Exercise inputs.

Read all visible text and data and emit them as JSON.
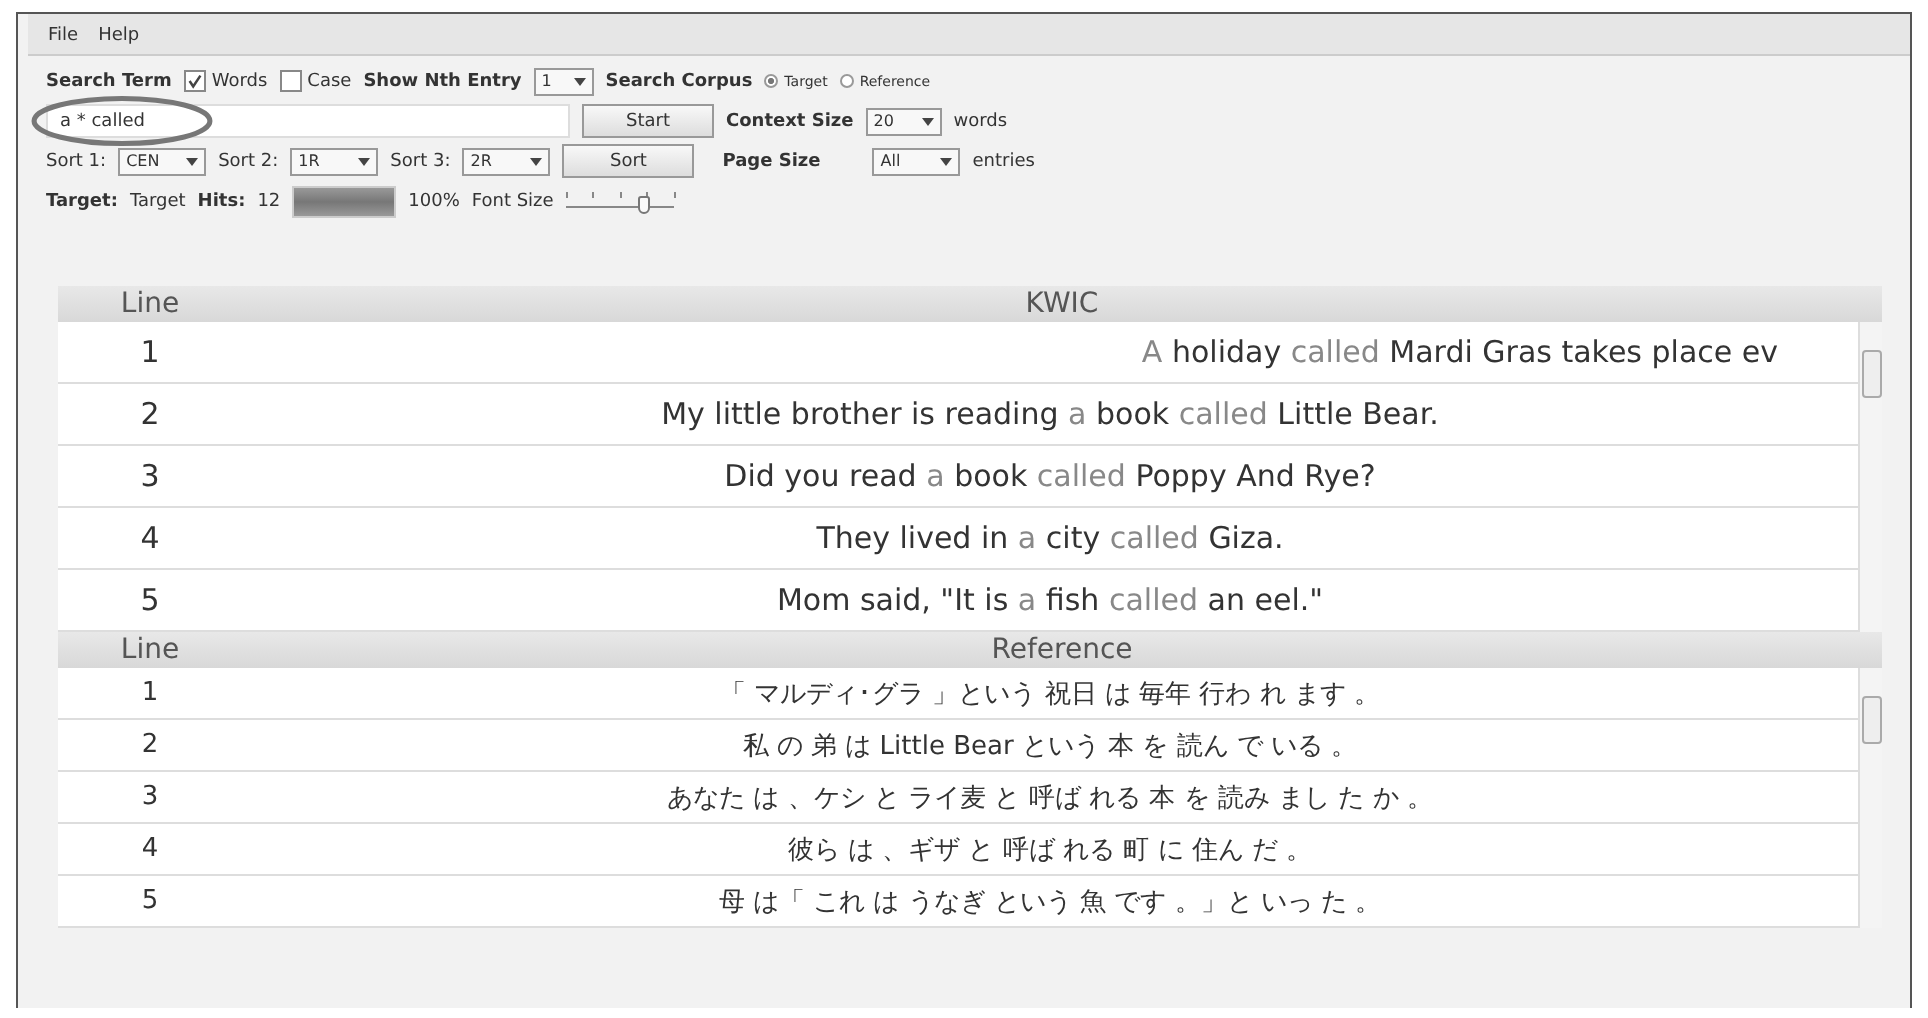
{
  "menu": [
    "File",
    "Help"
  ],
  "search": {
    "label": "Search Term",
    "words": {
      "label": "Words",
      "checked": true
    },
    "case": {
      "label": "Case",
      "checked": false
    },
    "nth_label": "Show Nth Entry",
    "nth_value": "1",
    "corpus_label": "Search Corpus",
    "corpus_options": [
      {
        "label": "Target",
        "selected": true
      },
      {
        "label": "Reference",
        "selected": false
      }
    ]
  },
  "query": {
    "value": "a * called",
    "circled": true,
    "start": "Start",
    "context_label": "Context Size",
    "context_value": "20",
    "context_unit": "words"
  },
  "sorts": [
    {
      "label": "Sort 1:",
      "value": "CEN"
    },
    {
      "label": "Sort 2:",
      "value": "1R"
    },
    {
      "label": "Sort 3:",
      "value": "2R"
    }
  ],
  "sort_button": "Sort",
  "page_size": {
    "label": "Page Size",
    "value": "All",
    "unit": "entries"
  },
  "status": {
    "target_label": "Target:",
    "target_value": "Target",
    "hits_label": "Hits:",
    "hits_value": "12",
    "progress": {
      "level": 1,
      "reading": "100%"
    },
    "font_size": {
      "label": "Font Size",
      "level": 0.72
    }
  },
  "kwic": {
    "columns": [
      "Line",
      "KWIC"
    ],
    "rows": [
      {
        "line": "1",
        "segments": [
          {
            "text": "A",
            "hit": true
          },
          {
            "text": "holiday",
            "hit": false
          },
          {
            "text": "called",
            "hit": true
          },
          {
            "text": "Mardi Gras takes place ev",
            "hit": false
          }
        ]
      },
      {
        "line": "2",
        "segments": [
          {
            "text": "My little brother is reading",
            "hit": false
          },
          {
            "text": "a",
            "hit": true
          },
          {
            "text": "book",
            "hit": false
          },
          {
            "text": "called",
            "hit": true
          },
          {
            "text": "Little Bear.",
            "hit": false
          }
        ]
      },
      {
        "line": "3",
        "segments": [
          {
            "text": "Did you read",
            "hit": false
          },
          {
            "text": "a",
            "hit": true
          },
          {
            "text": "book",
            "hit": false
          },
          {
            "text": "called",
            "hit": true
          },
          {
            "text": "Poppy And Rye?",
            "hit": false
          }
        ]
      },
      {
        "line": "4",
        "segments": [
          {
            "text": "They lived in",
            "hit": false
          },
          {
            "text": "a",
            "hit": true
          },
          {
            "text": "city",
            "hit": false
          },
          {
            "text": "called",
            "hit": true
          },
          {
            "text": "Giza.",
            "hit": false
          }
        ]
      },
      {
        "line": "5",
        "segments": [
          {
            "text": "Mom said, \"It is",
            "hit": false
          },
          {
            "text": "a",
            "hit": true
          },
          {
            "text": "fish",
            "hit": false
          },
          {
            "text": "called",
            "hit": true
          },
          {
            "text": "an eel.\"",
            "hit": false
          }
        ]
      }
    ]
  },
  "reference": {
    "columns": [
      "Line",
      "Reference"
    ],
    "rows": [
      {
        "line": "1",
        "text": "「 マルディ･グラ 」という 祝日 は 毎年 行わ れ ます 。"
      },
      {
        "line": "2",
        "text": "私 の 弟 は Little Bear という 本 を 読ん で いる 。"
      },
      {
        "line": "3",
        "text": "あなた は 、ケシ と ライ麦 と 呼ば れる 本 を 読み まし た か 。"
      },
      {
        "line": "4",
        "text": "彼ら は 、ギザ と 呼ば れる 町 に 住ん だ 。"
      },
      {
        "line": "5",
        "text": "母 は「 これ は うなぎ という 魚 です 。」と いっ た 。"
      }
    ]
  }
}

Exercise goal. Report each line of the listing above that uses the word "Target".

Answer space.
        "label": "Target",
    "target_label": "Target:",
    "target_value": "Target",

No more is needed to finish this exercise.